- [Exercise instructions]
Review the material line by line. Identify and copy every line that contains the string "Reservation".

+===+

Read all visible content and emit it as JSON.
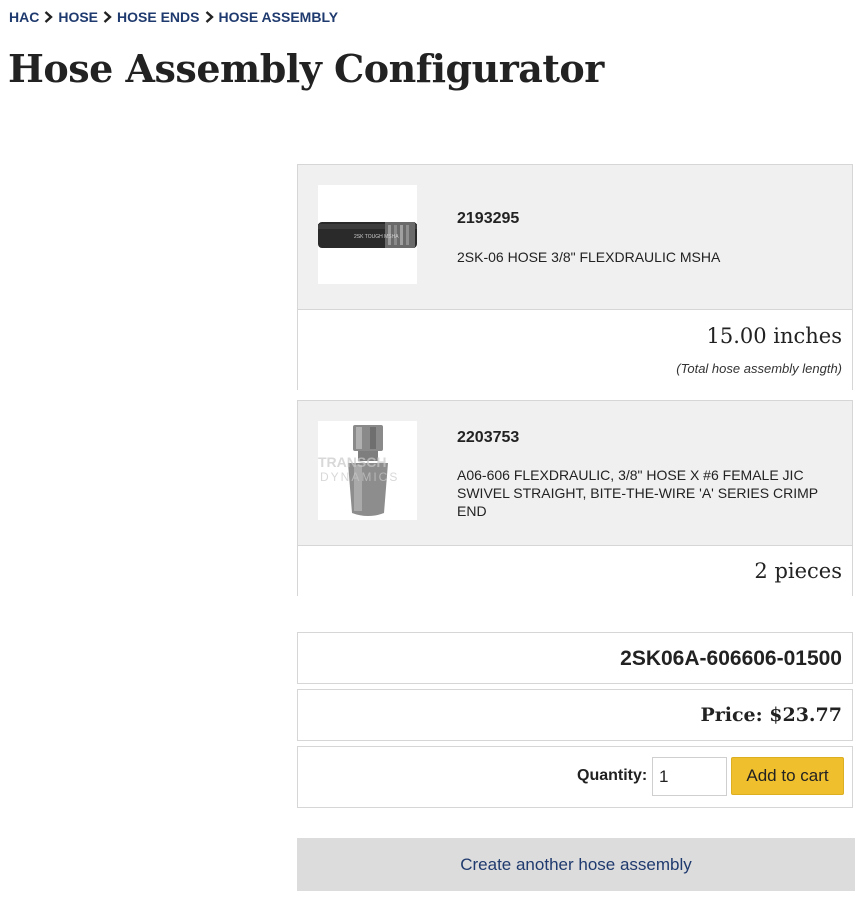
{
  "breadcrumb": {
    "items": [
      {
        "label": "HAC"
      },
      {
        "label": "HOSE"
      },
      {
        "label": "HOSE ENDS"
      },
      {
        "label": "HOSE ASSEMBLY"
      }
    ]
  },
  "page_title": "Hose Assembly Configurator",
  "hose": {
    "part_number": "2193295",
    "description": "2SK-06 HOSE 3/8\" FLEXDRAULIC MSHA",
    "image_label": "2SK TOUGH MSHA",
    "length": "15.00 inches",
    "length_note": "(Total hose assembly length)"
  },
  "fitting": {
    "part_number": "2203753",
    "description": "A06-606 FLEXDRAULIC, 3/8\" HOSE X #6 FEMALE JIC SWIVEL STRAIGHT, BITE-THE-WIRE 'A' SERIES CRIMP END",
    "watermark_line1": "TRANSCH",
    "watermark_line2": "DYNAMICS",
    "quantity": "2 pieces"
  },
  "assembly_code": "2SK06A-606606-01500",
  "price": {
    "label": "Price: $23.77"
  },
  "cart": {
    "quantity_label": "Quantity:",
    "quantity_value": "1",
    "add_label": "Add to cart"
  },
  "create_another_label": "Create another hose assembly",
  "colors": {
    "link": "#1f3a6e",
    "button_yellow": "#f0bf2d",
    "panel_gray": "#f0f0f0"
  }
}
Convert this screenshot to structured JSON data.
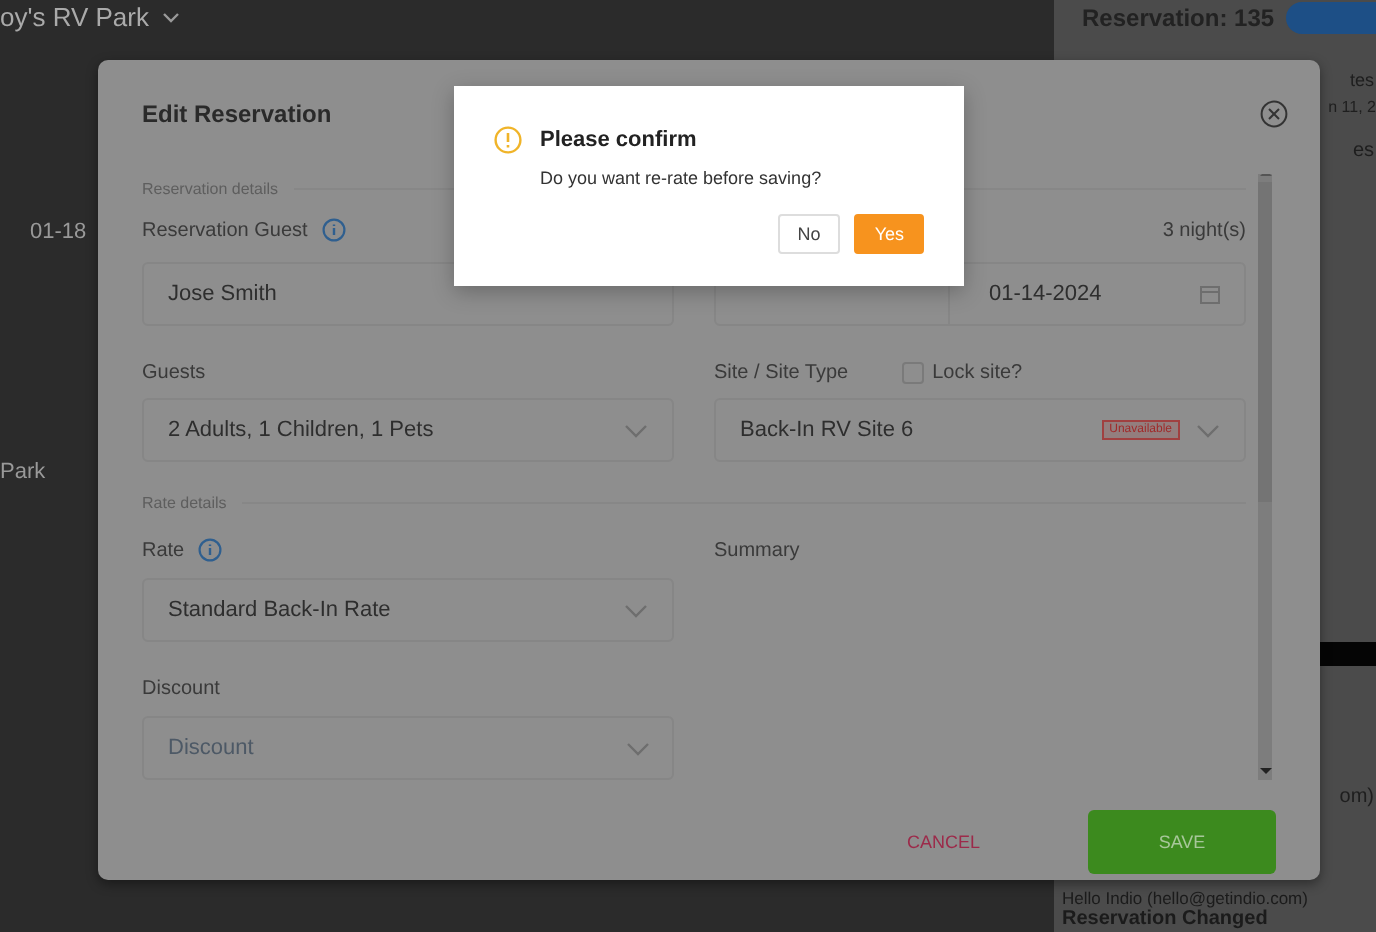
{
  "background": {
    "park_name": "oy's RV Park",
    "row_date": "01-18",
    "row_label": "Park",
    "panel": {
      "title": "Reservation: 135",
      "fragments": [
        "tes",
        "n 11, 2",
        "es"
      ],
      "email_fragment": "om)",
      "sender": "Hello Indio (hello@getindio.com)",
      "event": "Reservation Changed"
    }
  },
  "modal": {
    "title": "Edit Reservation",
    "reservation_section": "Reservation details",
    "guest": {
      "label": "Reservation Guest",
      "value": "Jose Smith"
    },
    "nights": "3 night(s)",
    "dates": {
      "end": "01-14-2024"
    },
    "guests": {
      "label": "Guests",
      "value": "2 Adults, 1 Children, 1 Pets"
    },
    "site": {
      "label": "Site / Site Type",
      "lock_label": "Lock site?",
      "lock_checked": false,
      "value": "Back-In RV Site 6",
      "badge": "Unavailable"
    },
    "rate_section": "Rate details",
    "rate": {
      "label": "Rate",
      "value": "Standard Back-In Rate"
    },
    "summary_label": "Summary",
    "discount": {
      "label": "Discount",
      "placeholder": "Discount"
    },
    "cancel": "CANCEL",
    "save": "SAVE"
  },
  "confirm": {
    "title": "Please confirm",
    "message": "Do you want re-rate before saving?",
    "buttons": [
      {
        "label": "No",
        "kind": "secondary"
      },
      {
        "label": "Yes",
        "kind": "primary"
      }
    ]
  }
}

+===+

- [Reply]
      "title": "Reservation: 135",
      "event": "Reservation Changed"
    "title": "Edit Reservation",
    "reservation_section": "Reservation details",
      "label": "Reservation Guest",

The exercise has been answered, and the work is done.